Performing the cross-over bounce with the lacrosse ball was positive. I think having bounced the basketball often in my youth helped. The firm surface and weight of the ball also played a key role. It settled in my hand easily and any way my hands closed around the ball worked. Moving on in the progression to the tennis ball was more complex. The ball adding challenge to the cross-ball bounce movement. The weight of the tennis ball adding new dimensions. Providing more element to add challenge in my brain. Bringing reliance on the fine motor movement of my fingers. My fingers would be called upon to close more gently around the tennis ball upon arrival. If the securing squeeze was too firm, the tennis ball would likely pop out of my hands. The positioning of my hand to receive the ball would also play an added role. Especially my left hand, would require more supination than is natural. Cerebral palsy making it challenging to fully rotate my wrist skyward. In order for the lighter weighted ball to be secured, the flattened hand surface was needed. My fingers would require the full extension as well. Giving the tennis ball ample room to land. The task has been going on for weeks. My brain and wrist having trouble with the adjustments needed. Often finding myself missing one or two catches with lefty. My focus might not full be engaged and the wrist isn’t stretched all the way open. Bernard will remind me to really focus on turning my left wrist to the sky and open my fingers. Placing me in a much better position to make the catches.

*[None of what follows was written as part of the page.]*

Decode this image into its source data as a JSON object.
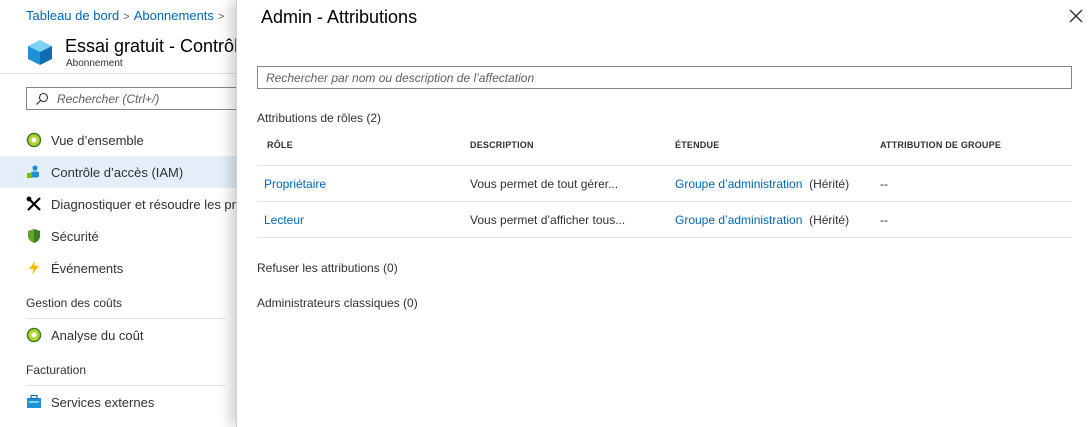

Each time the tennis ball popped out of my left hand was disheartening. The stretching of my left wrist to flatten the palm took concentration. As my brain experienced new challenges with the cross-over bounce. Our goal is for cerebral palsy improvement of all kinds. The bouncing and catching of different athletic balls in one phase. Attempting to help me make better use of my hands. From the more gross motor movements of working with the lacrosse ball, requiring little finesse in my fingers. We moved on to the tennis ball, which challenge many more physical capabilities. Forcing me to focus on a wrist movement my body found challenging. To working on the fine motor control on my fingers. Making attempts to be gentle and controlled with the finger movements. My ability to catch onto the movement with the lacrosse ball went smoothly. Relying heavily on years of dribbling a basketball. Both balls calling for little grace in the hand to handle properly. The tennis ball turned out to be a whole other thing entirely. Working with the tennis ball causing frustration. As my hands require practice in all the areas called upon. Handling the ball gently, turning over the wrist, and bouncing the ball in an advantageous direction. Even through the aggravation, I understand how much working with balls helps my disability. Making every physical task a little easier. So, as we progress to even greater ball challenges. I know my coordination will only improve.